The rise in popularity of ride hailing apps like Uber and Lyft in South America could be a warning of what’s in store for General Motors and other automakers with a large presence in the region.
A recent Reuters report details how the Brazilian market currently represents a worst-case scenario for major automakers like GM and Volkswagen. The report cites a recent study that found the prevalence of ride-hailing apps was the second most common reason Brazilian consumers avoided buying a new car, behind a lack of personal finances.
Compounding the problem is that drivers for apps like Uber aren’t buying new vehicles. They aren’t even buying used vehicles, but rather renting vehicles from discount agencies and paying them off as they drive throughout the week. One driver Reuters spoke to said the money he makes on Monday and Tuesday pays off the rental fee and gas, leaving the earnings from Wednesday, Thursday and Friday for himself. Rental agencies also usually buy entry-level versions of compact cars, which have some of the lowest profit margins in the entire auto industry. Rental companies can also strike bulk deals with automakers to save even more cash.

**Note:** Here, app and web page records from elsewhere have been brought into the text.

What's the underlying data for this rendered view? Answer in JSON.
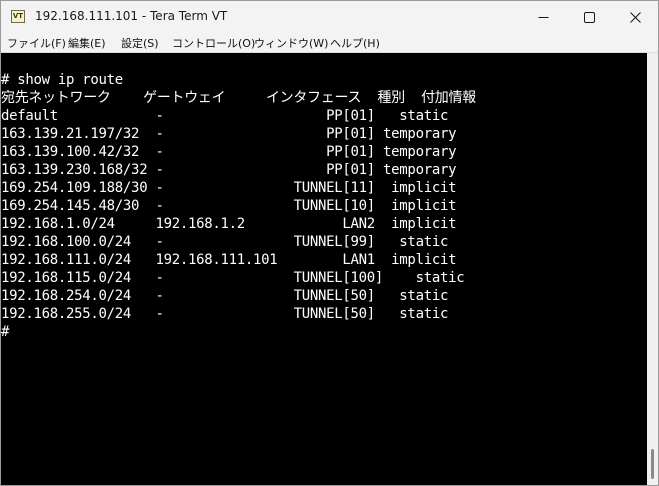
{
  "window": {
    "title": "192.168.111.101 - Tera Term VT",
    "icon_text": "VT"
  },
  "controls": {
    "minimize": "minimize-icon",
    "maximize": "maximize-icon",
    "close": "close-icon"
  },
  "menu": [
    "ファイル(F)",
    "編集(E)",
    "設定(S)",
    "コントロール(O)",
    "ウィンドウ(W)",
    "ヘルプ(H)"
  ],
  "terminal": {
    "colors": {
      "background": "#000000",
      "foreground": "#ffffff"
    },
    "lines": [
      "# show ip route",
      "宛先ネットワーク    ゲートウェイ     インタフェース  種別  付加情報",
      "default            -                    PP[01]   static",
      "163.139.21.197/32  -                    PP[01] temporary",
      "163.139.100.42/32  -                    PP[01] temporary",
      "163.139.230.168/32 -                    PP[01] temporary",
      "169.254.109.188/30 -                TUNNEL[11]  implicit",
      "169.254.145.48/30  -                TUNNEL[10]  implicit",
      "192.168.1.0/24     192.168.1.2            LAN2  implicit",
      "192.168.100.0/24   -                TUNNEL[99]   static",
      "192.168.111.0/24   192.168.111.101        LAN1  implicit",
      "192.168.115.0/24   -                TUNNEL[100]    static",
      "192.168.254.0/24   -                TUNNEL[50]   static",
      "192.168.255.0/24   -                TUNNEL[50]   static",
      "#"
    ]
  }
}
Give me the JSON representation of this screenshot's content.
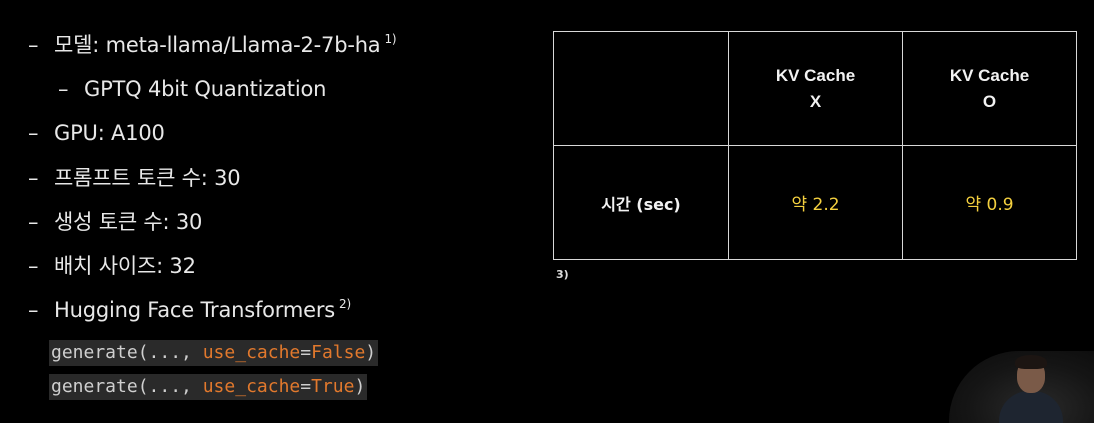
{
  "bullets": [
    {
      "text": "모델: meta-llama/Llama-2-7b-ha",
      "sup": "1)"
    },
    {
      "text": "GPTQ 4bit Quantization"
    },
    {
      "text": "GPU: A100"
    },
    {
      "text": "프롬프트 토큰 수: 30"
    },
    {
      "text": "생성 토큰 수: 30"
    },
    {
      "text": "배치 사이즈: 32"
    },
    {
      "text": "Hugging Face Transformers",
      "sup": "2)"
    }
  ],
  "dash": "–",
  "code_lines": [
    {
      "prefix": "generate(..., ",
      "param": "use_cache",
      "eq": "=",
      "value": "False",
      "suffix": ")"
    },
    {
      "prefix": "generate(..., ",
      "param": "use_cache",
      "eq": "=",
      "value": "True",
      "suffix": ")"
    }
  ],
  "table": {
    "headers": [
      {
        "line1": "KV Cache",
        "line2": "X"
      },
      {
        "line1": "KV Cache",
        "line2": "O"
      }
    ],
    "row_label": "시간 (sec)",
    "values": [
      "약 2.2",
      "약 0.9"
    ]
  },
  "footnote": "3)",
  "colors": {
    "value_highlight": "#f4d03f",
    "code_param": "#e2792d",
    "code_bg": "#2a2a2a"
  }
}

Uber is recruiting smaller budget car rental agencies to lease out cars to potential new drivers, as well,helping to create a larger influx of people who are willing to driver for the app as their day-to-day job. This helps to reel in drivers who cannot afford to put a down payment on a new car.
GM has the largest market share of any automaker in Brazil, though it has consistently struggled to make money in the country. While the Chevrolet Onix compact car is the country’s best-selling vehicle (GM sold 236,637 examples through to November of this year, up 24 percent), its on-paper success doesn’t translate into real-world profits. GM’s Q3 2017 performance in Brazil provides a good picture of how its business usually operates in the region: it managed to make $0.1 billion in Q3 of 2017, but lost $0.1 billion in in that same time period a year prior.

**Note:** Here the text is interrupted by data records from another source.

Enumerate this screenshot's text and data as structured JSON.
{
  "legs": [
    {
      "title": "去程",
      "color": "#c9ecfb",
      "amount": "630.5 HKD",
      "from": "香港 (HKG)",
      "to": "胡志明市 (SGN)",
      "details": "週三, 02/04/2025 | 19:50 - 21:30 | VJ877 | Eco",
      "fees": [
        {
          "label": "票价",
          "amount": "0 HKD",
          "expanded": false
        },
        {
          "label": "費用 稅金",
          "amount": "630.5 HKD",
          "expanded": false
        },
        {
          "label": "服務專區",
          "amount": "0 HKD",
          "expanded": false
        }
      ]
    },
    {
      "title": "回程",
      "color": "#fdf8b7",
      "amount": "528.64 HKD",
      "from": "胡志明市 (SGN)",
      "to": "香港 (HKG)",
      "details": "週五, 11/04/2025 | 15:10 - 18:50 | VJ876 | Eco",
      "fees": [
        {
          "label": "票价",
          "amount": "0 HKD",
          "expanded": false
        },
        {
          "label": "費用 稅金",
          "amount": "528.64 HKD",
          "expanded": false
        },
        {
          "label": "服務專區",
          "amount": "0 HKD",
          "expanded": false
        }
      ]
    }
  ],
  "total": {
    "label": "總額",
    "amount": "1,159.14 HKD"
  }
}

With the introduction of the next-generation 2020 Chevrolet Onix, Brazil’s best-selling car appears poised to become even more popular in the New Year. But to convert the sales into profits, GM will have to figure out how to make more money from rental agencies, or how to navigate the rough waters companies like Uber and Lyft are bringing about. Such problems may also trickle upward to North America as more people are priced out of new cars and are forced to rely more and more on ride-hailing apps to get around.